Thursday, May 10, 2012

Ten Minutes: One Year

And so, it’s been a year.
A year since we shut the doors, sold off the equipment and walked away.

Funny…it just doesn’t seem that long. 

I’d like to say I’ve come a long way…but I haven’t.  I’d like to say I learned something and moved on…not so much.  I’d like to say I’m better for the experience…jury’s still out on that one.

I know that if I had never tried my hand at the thing I thought I wanted the most, my life would have been a little bit…worse.  Not that I would have known it, perhaps.  But I know it now.  I know there are things I can’t shouldn’t do.  I know that, in the immortal words of Mr. Spock, “having is not so pleasing a thing, after all, as wanting.”  Might have been a less exhausting way to learn this, but such is life.

I’m beginning to learn, now, that there is more to life than work.  Certainly, for the five years we owned the restaurant, my life was All About Work.  But I realize that this was the case for me for many years before that.  I wondered, today, if I had always been that way, or if I had learned this from my husband.  How did my self-image get so tangled up in what I did for a living?  When did “job” become Job One?  How fouled up is it to have wasted so many years choosing to make my occupation my number one priority?  I am worthy of more…so much more than that.

There are things about my “retirement” that don’t make me happy.  I have gained weight; I am out of shape.  And I’m shocked at how quickly, at my age, the body can deteriorate from lack of use.  I have nothing but time, but I don’t use it well.  I’m not sure whether my recovery is not yet complete (maybe I’m still “resting?”) or if I have become a certified Couch Potato.  I’m still finding it difficult to focus; still having a hard time finding sustained joy in anything.  I’ve heard it said that these are signs of “depression…”  But I choose not to accept that diagnosis.

And so, I’m inching forward…not sure, still, where I’m bound.  The thing with which I seem to be having the most trouble is dreams.  Plans.  Hopes.  I feel too old to dream, to plan, to hope.  Like I’ve reached a point where I’m not sure what plans or dreams are practical or even sane.  It kind of scares the hell out of me. 


  1. Lisa -

    So much of what your write runs completely parallel to what I am experiencing. Circumstances are completely different but the feelings of emptiness (depression), "poor" use of time, lack of motivation, inability to allow for hope and dreams...WOW, do I resonate with you.

    Is it the product of being this age? Don't you end up wondering about those who say "your 50's are the prime of your life"? How did this happen and how do we MOVE ON?!?

    Just wanted you to know that I hear you....from the bottom of my heart and the depth of my spirit.

  2. Ladies: I know from whence I speak. Feelings of emptiness, lack of motivation, hopelessness? Get thee some help. Saying "I refuse to accept a diagnosis of depression" is like saying "I refuse to accept a diagnosis of cancer."

    You are gifted women with the possibility of many wonderfully creative years ahead. Love to you both.

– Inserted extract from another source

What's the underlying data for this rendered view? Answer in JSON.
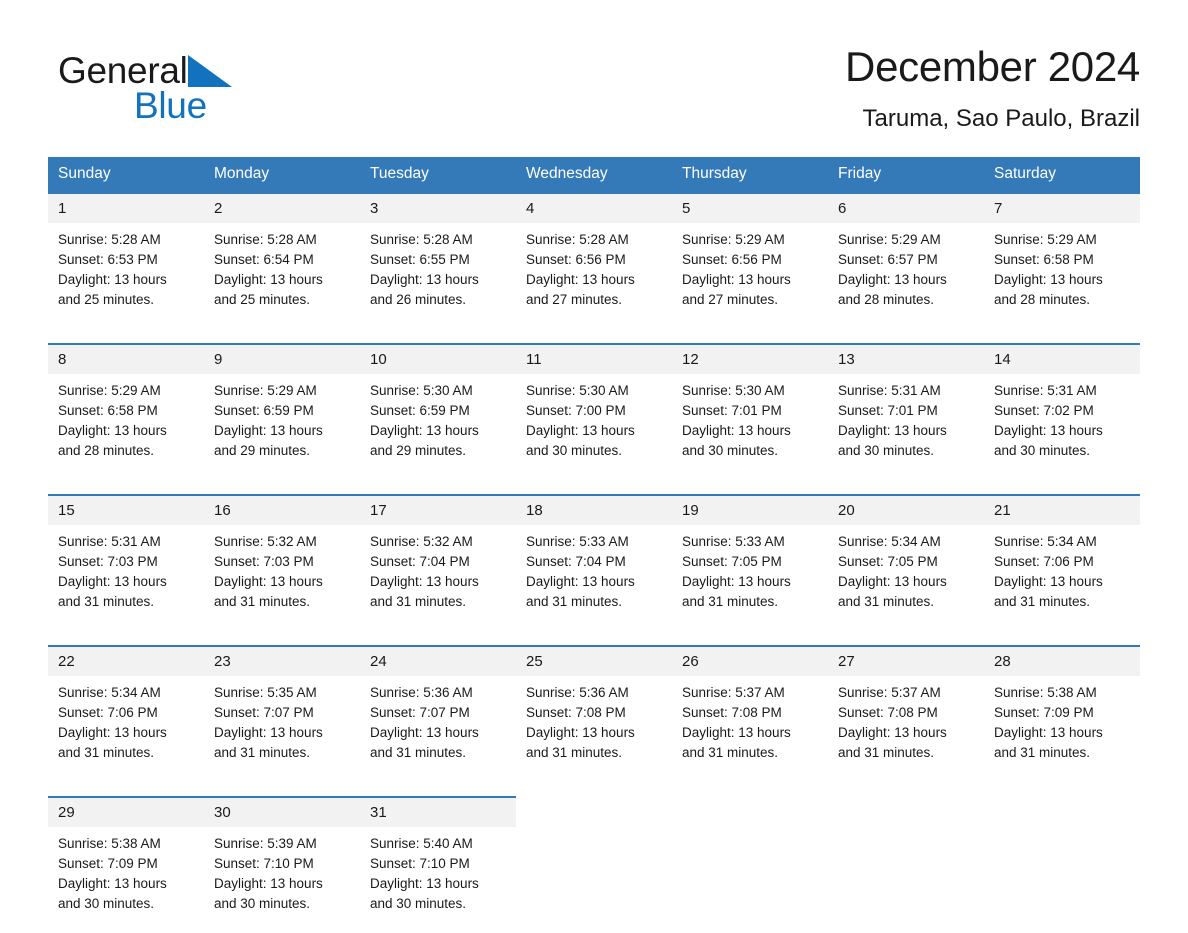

  3. Sorry, Robin. If accepting a "diagnosis" of depression means jumping on the anti-depressant bandwagon, I'm SO not interested. I can find my own way out of my own pit. I have done and will do again. Now there's a Plan...

  4. No, that's not what I meant at all. I didn't say anything about meds. Only about seeking help and guidance.

  5. Robin--I read your post this morning. NOW I think I know what you were talking about. Depression can be dangerous, and you have experienced first-hand what it can do in its most lethal untreated form. I appreciate your knowledge and concern, and I take it very seriously. Thank you, my friend!

    As far as guidance goes, I'll be signing up for a couple of retreats at a center up near The Mountain that specializes in shamanistic and nature-based spirituality. Really looking forward to it!